## What needs to be done
Please state how many lines of the data contain "perfaalimentos". The number by itself is enough.

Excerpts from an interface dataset
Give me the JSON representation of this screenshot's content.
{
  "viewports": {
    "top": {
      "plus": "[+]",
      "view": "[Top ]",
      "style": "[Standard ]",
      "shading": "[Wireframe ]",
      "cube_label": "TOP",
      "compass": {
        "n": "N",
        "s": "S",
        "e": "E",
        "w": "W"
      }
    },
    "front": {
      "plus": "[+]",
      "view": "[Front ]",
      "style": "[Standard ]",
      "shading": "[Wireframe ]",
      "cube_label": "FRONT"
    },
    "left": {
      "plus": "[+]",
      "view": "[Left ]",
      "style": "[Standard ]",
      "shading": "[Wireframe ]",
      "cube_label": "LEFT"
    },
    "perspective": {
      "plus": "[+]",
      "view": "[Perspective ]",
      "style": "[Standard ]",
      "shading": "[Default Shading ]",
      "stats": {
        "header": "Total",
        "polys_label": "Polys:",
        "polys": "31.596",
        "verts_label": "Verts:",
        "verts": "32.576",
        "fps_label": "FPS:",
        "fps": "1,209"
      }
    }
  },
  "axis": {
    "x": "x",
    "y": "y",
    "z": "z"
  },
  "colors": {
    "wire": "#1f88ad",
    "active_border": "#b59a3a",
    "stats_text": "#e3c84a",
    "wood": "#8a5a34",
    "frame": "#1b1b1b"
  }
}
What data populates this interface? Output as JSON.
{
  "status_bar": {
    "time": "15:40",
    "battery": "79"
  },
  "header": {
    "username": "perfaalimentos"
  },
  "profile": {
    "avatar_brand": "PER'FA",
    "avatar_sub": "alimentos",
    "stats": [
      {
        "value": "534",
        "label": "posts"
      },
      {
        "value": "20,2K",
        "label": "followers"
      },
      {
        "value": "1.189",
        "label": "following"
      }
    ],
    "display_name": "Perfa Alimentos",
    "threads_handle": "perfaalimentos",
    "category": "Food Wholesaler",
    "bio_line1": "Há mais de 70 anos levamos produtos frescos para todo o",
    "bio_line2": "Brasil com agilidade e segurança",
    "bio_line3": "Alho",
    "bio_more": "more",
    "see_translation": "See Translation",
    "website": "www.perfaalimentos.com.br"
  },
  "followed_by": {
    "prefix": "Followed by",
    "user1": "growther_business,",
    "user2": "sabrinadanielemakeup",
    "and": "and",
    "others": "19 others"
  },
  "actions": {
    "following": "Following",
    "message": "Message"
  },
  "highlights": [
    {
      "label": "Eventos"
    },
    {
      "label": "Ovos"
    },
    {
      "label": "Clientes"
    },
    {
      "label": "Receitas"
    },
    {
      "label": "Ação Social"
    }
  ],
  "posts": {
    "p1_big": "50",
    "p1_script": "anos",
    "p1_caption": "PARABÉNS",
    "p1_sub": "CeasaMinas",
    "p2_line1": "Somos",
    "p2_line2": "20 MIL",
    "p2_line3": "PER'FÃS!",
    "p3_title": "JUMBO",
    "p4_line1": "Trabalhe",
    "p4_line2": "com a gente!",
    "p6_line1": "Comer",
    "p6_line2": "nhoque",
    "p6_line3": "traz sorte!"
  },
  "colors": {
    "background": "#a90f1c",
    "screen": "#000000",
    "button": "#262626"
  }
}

## Solution to this exercise
3